TASK ITEM. Whenever the word "What" appears in a line of the data below, copy that line.

#### DATA FOR THIS EXERCISE ####

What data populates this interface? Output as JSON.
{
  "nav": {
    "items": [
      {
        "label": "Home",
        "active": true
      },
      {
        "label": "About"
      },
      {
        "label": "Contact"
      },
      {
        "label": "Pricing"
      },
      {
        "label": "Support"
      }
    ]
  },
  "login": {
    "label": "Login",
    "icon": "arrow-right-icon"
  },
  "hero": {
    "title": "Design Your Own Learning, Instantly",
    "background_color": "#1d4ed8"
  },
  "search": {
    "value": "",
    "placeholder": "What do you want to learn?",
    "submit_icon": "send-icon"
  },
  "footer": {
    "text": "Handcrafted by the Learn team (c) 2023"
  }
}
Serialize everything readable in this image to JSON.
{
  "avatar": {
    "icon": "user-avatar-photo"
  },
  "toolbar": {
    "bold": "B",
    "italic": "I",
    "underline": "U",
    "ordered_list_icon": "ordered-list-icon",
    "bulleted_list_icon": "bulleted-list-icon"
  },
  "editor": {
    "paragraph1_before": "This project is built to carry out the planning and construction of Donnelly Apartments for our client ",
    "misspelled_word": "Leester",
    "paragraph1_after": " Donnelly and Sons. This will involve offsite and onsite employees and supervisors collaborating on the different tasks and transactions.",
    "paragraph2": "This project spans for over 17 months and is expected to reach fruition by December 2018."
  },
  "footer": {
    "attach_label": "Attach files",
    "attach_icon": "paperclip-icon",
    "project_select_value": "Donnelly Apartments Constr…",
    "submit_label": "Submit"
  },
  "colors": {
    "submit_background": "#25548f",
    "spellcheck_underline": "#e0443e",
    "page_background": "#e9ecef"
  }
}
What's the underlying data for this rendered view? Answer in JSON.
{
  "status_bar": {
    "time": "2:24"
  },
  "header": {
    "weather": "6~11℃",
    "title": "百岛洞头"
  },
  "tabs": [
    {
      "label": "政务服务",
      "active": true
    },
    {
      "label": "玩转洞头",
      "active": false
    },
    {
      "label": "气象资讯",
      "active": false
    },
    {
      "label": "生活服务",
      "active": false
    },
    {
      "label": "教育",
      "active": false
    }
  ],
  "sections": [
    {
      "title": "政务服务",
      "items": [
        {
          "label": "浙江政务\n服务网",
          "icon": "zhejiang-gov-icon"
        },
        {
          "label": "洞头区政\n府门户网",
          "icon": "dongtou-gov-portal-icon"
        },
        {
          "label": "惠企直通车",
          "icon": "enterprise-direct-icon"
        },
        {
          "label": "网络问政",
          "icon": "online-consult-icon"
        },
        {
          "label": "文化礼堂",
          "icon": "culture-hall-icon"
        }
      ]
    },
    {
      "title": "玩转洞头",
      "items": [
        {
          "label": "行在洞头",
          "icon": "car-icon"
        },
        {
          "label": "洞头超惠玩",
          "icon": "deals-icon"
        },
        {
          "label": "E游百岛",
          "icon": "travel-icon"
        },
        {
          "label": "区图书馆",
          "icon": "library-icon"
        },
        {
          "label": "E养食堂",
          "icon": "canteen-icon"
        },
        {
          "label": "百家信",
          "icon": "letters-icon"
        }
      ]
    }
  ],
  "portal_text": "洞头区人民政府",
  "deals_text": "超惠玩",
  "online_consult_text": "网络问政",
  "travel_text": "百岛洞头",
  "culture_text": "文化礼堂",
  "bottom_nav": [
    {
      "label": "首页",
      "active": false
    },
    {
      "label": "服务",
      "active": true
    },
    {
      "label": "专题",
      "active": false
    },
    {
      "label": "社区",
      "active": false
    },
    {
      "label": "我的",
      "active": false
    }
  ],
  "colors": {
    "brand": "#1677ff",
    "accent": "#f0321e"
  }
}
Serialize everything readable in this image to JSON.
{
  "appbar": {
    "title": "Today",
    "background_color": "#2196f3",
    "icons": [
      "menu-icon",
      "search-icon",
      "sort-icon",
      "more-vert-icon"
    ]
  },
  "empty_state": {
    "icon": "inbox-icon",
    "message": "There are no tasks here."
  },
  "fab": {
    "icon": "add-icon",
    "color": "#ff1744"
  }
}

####

TASK SOLUTION.
What data populates this interface? Output as JSON.
    "placeholder": "What do you want to learn?",
What's the underlying data for this rendered view? Answer in JSON.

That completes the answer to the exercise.